The three government parties say that the crisis is over and that they will continue the cooperation. The party leaders say that they should draw up a timetable for how the government agreement should be reworked. What changes should be made are not stated. Prime Minister Fico emphasizes that Slovakia’s main interest is to belong to the core of closely cooperating EU countries, not the EU-skeptical group of countries in Eastern Europe, and that a fresh election would put an end to all plans to join the internal circle.
The coalition government is cracking down
The right-wing nationalist and EU skeptic party SNS leaves the government coalition and demands that the agreement that formed the basis for government cooperation be “adjusted”. A spokesman for Prime Minister Fico said that new talks should start immediately and that SNS leader Andrej Danko is expected to explain his “absurd” action. The third government party, the Hungarian minority’s Bridge, says that everyone is resolved to resolve the crisis. The three parties have 79 of the 150 seats in Parliament and none of them are believed to be interested in a new election.
Protests against refugee distribution are rejected
The European Court’s chief adviser, the Advocate General, rejects the appeal by Slovakia and Hungary of the quota for the distribution of refugees adopted by the European Commission in 2015. The Court does not have to follow the Advocate General’s advice, but usually does. A decision is to wait after the summer.

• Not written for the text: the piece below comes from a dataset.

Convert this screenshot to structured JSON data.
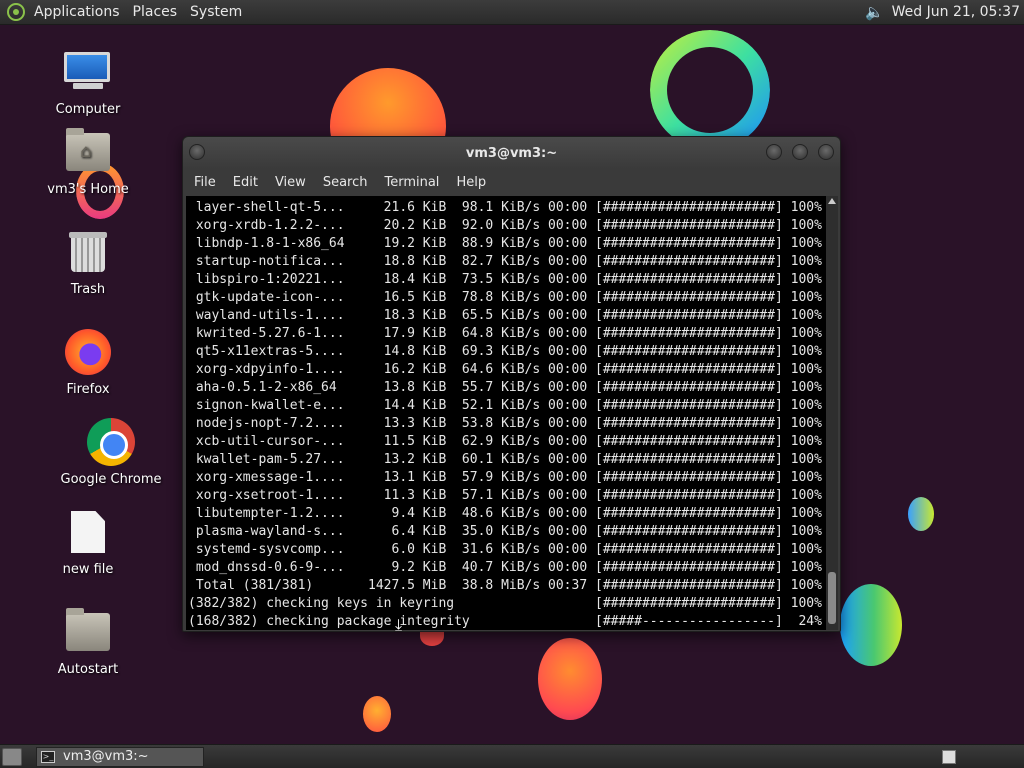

Protests against corruption
Nearly 10,000 people are demonstrating in Bratislava against alleged corruption in the state administration and the judiciary’s inability to bring influential people to justice. The protests are mainly directed at Interior Minister Robert Kaliňák, who had financial relations with a businessman who is being investigated for tax fraud. The protesters demand that Kaliňák, who is regarded as a second man in the government party Smer-SD, resign. Resignation claims are also being directed against National Police Chief Tibor Gašpar and Special Prosecutor Dušan Kováčik, who are accused of not dealing with the corruption.
Prosecutors want to ban right-wing extremists
Prosecutors urge the Supreme Court to ban the right-wing extremist party L’SNS on the grounds that it is a threat to democracy. The party is the third largest in Parliament since the 2016 election and is heavily profiled on resistance to immigration and against the country’s large Roma minority.
Mass protest against corruption
In one of the biggest government-critical demonstrations of several years, at least 5,000 Slovaks are protesting against the corruption in the country, demanding the resignation of Socialist Interior Minister Robert Kaliňák. He is accused of being in close contact with a property manager who is suspected of tax evasion. The protesters also demand that a six-year-old investigation into the links between bourgeois politicians and businessmen be published.
Mosque ban is stopped
Parliament approves a proposal to ban mosques in Slovakia; However, the country is the only one in the EU that completely lacks an official mosque.
Law on religious communities comes into force
A law requiring a religious community to have at least 50,000 members in order to be officially registered and thus eligible for state support comes into force. In December, President Kiska vetoed the law, which was considered to discriminate against Muslims, but in January, Parliament adopted it again, thus running over the president.
Special police against extremism and hatred
The government creates a special police force to fight extremism, terrorism and hate crime. Prime Minister Fico justifies the decision with the increasing fascism in much of Europe and so in Slovakia. Since 2016, the closest neo-Nazi People’s Party our Slovakia has been represented in the Slovak Parliament and several members have stirred upset with Islamophobic and anti-Semitic outlets. But Fico himself has been criticized for refusing to admit Muslim refugees into the country and blaming the high unemployment rate in some areas of the Roma.